“One of the important roles a research university plays in the community is to translate the creativity and human talent developed on campus into the private sector,” he said. 

“This agreement is an example of UT Dallas doing exactly what it should be doing — fostering an ecosystem of hugely creative faculty who educate and train exceptional students, who then contribute significantly to business and add value to society.” 

Additionally, two UT Dallas alumni are leading efforts at the Nano-Science & Technology Center: Dr. Kanzan Inoue MS’01 PhD’05 is managing director of the facility, and his wife, Dr. Raquel Ovalle-Robles MS’06 PhD’08, is the chief research and intellectual properties strategist. Both worked in the NanoTech Institute with Baughman and Dr. Anvar Zakhidov, professor of physics. 

Inoue said proximity to the University and access to its intellectual resources were primary factors in locating the new facility in Richardson. 

“The Nano-Science & Technology Center was created to bridge the gaps between laboratory research, pilot production and ultimately full production processes,” he said. “Individual carbon nanotubes (CNTs) are much lighter, stronger and more thermally conducting than metals or diamond. However, applying CNTs in practical applications requires scalable and controllable processing methods for assembling them into products without losing the unique properties of individual CNTs.”

Inoue also said that a critical factor for the controllable device fabrication is the ability to assemble CNTs in different forms, such as free-standing or on a substrate.

“The technology developed at UT Dallas delivers an efficient and elegant solution to these key issues,” he said. “The electrically conducting CNT sheets that we can now make are lighter than air, transparent and much stronger per pound than steel.” 

Lintec has been an industrial affiliate of the NanoTech Institute for many years, and Baughman said the pairing of the UT Dallas science and technology with the company’s manufacturing capabilities was a natural match. 

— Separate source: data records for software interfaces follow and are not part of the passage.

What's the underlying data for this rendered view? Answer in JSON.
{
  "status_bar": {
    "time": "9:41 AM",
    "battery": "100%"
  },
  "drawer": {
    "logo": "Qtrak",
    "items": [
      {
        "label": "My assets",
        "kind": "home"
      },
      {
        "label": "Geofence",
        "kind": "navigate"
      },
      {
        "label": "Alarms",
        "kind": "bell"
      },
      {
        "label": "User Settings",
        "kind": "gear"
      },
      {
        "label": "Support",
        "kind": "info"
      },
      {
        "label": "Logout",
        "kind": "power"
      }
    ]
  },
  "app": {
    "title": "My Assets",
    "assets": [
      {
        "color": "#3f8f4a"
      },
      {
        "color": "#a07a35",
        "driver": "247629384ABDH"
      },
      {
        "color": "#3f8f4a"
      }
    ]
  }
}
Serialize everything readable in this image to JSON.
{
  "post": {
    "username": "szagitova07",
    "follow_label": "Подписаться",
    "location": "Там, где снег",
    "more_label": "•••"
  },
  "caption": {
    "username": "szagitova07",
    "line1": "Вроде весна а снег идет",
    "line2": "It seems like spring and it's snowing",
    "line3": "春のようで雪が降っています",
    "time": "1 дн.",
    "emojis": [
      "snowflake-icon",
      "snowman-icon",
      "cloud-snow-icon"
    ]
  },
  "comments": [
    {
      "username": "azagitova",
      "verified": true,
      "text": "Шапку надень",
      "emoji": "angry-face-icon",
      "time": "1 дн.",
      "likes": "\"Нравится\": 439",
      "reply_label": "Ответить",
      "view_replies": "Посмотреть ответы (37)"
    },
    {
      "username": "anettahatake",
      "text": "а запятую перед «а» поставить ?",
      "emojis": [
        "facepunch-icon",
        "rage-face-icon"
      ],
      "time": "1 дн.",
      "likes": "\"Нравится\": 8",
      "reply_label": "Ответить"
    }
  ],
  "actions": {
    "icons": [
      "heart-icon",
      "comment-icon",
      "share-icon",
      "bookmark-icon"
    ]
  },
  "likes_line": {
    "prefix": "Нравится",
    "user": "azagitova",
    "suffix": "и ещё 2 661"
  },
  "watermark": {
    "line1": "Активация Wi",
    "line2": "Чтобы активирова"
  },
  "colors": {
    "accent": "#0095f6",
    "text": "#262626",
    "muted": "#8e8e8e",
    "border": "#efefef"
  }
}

“Lintec has expertise in technologies that will be critically important for economically manufacturing carbon nanotube sheets and converting these sheets into a wide range of products,” said Baughman, a National Academy of Engineering member who joined the UT Dallas faculty in 2001 after a 30-year career in private industry. 

“They invested in UT Dallas technology because they saw potential for valuable end products and because their manufacturing capabilities are particularly well-suited for upscaling the production of these materials to industrial levels.” 

Baughman said the licensing agreement will enable “teaming” that eliminates barriers between scientific and technological breakthroughs and products, which is an important goal of the NanoTech Institute. 

“I’m very happy that Lintec decided to open its new facility in Richardson in order to be close to and work collaboratively with our NanoTech Institute, and that they are creating jobs in Texas,” he said. “I’m also delighted that the leaders of this new business venture are UT Dallas alumni from our institute. I know how brilliant they are and look forward to their accomplishments.”

 Source: The University of Texas at Dallas